Text-a-tip programs are helping campus police promote school safety by increasing tipsters’ anonymity and easing potential anxiety about providing information. Tip lines have been around a while, but have the disadvantage that the perpetrator could overhear the person on the phone. Web-based tip lines are popular, but they require Internet access.
Police say texting tips is gaining ground because text messaging in general is so popular. Someone could witness something at a party and send a tip to police, without bringing attention to himself or herself.
Campus police at the University of Southern California (USC) promote the service as a way to maintain a pleasant environment for the more than 91,000 fans that may attend a football game. “[If] we’re looking at a measure of success, the fact that it was used at least once every game, then we were successful from that perspective,” said Carey Drayton, chief of USC’s Department of Public Safety.
USC also uses tips from the text-a-tip program as part of its Trojans Care for Trojans (TC4T) program. TC4T is run out of the university’s Division of Student Affairs and encourages community members to help support other members who may be in trouble, distressed or otherwise need help, but don’t want to pick up the phone. Texting gives them another option.
Text-a-tip programs also are becoming popular in state and city police departments, which collect tips related to public and school safety. Lisa Haber, a detective with the Tampa Bay, Fla., Police Department and program coordinator for the local Crime Stoppers tip line, said the number of tips submitted via text message has been growing since the program’s introduction in June 2009. The Crime Stoppers’ text tip line has received about 75 tips since its inception, Haber said. The local Web-based tip line received about 150 tips per month.

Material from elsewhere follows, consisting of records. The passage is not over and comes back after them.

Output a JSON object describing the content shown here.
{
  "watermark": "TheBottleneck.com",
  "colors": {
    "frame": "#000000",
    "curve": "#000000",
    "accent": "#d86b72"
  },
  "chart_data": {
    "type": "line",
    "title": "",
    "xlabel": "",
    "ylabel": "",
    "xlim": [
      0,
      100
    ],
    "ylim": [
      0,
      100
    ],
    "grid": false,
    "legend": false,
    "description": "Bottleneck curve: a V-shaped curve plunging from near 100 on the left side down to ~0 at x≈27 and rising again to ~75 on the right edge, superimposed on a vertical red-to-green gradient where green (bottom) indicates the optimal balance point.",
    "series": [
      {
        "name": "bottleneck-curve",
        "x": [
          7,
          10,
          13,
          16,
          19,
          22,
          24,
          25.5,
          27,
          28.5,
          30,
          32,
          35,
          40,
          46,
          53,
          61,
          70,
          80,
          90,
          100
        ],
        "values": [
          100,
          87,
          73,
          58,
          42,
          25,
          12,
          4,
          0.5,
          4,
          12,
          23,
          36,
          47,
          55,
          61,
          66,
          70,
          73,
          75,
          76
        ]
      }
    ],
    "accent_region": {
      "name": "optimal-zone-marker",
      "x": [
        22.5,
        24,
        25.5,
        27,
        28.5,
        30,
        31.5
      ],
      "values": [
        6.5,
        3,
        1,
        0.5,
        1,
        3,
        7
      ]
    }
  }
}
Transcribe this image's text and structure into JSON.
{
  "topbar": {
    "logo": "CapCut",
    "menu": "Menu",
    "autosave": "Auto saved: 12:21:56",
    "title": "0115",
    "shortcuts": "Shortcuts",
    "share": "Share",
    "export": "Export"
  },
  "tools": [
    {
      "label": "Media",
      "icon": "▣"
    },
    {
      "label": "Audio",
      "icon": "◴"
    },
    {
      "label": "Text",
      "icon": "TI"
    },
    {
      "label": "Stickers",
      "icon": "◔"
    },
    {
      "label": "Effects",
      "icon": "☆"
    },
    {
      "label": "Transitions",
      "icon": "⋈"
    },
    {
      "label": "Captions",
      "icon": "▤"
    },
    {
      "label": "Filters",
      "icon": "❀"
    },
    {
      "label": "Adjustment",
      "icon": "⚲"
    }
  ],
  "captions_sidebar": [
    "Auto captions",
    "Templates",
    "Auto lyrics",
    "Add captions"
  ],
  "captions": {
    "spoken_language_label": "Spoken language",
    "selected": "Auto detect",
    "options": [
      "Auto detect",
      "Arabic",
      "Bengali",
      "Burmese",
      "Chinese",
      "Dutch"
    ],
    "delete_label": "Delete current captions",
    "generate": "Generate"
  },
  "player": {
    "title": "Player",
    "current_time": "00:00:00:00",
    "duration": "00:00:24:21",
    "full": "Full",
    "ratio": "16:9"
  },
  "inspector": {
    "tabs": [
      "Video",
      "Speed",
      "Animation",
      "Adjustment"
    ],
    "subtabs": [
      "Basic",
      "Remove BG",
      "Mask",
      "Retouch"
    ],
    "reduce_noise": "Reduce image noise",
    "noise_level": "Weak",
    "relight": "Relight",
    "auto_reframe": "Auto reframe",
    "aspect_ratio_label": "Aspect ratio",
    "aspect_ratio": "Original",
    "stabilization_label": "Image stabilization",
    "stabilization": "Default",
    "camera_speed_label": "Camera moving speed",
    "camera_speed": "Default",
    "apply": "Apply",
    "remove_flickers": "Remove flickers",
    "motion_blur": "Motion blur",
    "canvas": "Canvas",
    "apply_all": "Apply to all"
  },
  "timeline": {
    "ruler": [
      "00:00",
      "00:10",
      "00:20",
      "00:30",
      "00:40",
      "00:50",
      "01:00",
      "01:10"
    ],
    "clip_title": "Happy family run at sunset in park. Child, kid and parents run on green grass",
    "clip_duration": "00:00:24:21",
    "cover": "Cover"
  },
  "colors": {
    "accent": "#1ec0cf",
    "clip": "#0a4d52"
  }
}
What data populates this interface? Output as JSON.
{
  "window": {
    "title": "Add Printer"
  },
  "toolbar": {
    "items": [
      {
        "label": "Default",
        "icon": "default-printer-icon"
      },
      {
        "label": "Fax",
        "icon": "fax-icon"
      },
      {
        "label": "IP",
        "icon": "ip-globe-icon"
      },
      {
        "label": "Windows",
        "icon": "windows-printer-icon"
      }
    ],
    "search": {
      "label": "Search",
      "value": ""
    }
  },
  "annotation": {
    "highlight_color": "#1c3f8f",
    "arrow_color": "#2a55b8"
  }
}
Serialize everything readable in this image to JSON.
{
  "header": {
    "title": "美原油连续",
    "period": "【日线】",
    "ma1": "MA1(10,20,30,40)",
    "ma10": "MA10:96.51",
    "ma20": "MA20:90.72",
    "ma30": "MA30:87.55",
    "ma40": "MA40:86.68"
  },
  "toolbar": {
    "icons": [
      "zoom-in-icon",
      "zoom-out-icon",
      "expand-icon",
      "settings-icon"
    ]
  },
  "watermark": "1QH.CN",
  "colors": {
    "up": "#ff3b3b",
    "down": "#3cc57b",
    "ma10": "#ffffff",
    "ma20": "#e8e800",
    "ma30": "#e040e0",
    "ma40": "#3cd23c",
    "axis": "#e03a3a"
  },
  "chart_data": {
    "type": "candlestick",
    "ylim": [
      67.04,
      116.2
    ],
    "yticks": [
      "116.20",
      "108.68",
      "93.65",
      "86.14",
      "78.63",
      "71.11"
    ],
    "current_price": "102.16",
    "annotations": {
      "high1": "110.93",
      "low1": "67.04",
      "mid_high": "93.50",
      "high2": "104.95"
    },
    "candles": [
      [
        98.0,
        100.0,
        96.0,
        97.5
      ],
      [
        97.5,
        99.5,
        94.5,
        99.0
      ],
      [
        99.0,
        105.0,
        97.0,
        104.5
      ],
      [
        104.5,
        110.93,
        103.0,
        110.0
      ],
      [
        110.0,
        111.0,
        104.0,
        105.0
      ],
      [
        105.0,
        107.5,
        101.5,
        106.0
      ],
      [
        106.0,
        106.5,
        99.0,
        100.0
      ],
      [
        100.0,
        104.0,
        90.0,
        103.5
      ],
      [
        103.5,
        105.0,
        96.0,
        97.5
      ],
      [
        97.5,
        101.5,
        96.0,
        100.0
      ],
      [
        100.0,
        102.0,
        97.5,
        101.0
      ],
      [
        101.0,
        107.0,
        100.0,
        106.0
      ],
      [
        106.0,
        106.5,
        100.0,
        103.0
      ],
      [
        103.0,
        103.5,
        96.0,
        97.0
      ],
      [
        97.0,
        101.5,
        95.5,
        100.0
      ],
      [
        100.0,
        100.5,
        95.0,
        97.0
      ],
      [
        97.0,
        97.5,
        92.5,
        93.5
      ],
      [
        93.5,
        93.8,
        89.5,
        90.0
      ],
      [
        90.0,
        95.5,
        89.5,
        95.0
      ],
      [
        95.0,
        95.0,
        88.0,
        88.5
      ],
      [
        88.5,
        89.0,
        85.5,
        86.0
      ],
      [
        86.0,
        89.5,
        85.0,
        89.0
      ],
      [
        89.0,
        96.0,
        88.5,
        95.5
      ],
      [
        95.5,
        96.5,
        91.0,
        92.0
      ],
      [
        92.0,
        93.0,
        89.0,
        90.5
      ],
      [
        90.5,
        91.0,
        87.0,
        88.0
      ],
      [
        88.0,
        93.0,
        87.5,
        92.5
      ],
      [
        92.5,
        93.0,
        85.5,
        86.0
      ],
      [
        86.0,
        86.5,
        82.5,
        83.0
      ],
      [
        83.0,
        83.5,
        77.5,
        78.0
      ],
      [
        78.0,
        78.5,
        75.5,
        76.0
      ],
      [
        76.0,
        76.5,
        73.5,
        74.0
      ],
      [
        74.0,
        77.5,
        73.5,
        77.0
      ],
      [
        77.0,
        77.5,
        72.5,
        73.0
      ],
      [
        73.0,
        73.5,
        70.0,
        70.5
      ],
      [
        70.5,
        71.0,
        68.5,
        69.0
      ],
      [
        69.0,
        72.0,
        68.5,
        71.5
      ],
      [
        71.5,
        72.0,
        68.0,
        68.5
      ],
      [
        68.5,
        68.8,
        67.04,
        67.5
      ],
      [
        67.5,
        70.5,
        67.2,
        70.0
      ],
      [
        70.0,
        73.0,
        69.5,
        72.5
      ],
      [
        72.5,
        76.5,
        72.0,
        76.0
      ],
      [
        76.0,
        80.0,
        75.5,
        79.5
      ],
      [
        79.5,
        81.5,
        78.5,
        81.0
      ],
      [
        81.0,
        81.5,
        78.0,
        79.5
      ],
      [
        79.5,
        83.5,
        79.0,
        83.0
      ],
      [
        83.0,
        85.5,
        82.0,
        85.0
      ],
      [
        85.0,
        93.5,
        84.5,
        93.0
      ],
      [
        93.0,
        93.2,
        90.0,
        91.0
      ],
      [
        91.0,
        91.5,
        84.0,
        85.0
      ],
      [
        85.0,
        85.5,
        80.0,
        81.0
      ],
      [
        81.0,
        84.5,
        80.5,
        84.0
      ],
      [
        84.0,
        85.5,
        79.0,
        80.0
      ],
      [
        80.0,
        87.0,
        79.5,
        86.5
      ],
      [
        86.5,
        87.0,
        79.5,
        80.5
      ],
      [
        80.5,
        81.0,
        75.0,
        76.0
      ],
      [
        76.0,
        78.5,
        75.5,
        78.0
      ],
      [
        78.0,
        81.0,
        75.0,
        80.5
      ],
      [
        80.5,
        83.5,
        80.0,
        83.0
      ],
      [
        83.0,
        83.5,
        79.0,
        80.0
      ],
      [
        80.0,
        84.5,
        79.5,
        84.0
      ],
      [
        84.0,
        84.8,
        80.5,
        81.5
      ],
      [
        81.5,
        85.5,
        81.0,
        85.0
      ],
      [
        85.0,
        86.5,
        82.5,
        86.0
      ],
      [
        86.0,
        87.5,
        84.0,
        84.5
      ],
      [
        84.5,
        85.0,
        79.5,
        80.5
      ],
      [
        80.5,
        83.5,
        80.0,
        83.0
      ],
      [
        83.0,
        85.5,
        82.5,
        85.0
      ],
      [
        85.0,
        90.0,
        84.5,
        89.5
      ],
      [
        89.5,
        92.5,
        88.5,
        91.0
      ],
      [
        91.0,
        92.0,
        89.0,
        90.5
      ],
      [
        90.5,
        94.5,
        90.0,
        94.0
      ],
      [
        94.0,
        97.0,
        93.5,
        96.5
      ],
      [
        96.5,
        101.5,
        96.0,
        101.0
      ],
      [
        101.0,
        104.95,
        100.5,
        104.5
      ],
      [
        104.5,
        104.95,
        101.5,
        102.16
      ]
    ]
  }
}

Kevin Anderson, founder of text-a-tip software provider Anderson Software, said his company has about 400 law enforcement agencies that use the company’s software, including 50 to 60 school-only accounts, a number he said is growing.
Tips texted over Anderson Software’s system are routed through a third-party company in Canada where they’re stripped of personally identifiable information and assigned an encrypted identifying number, which police can use to communicate with tipsters without compromising their identities.
Further contact with the tipster is facilitated through a secure Web application that a police officer accesses through a mobile device. The police officer logs on to the application and sends the message to the person who provided the tip without ever knowing their identity.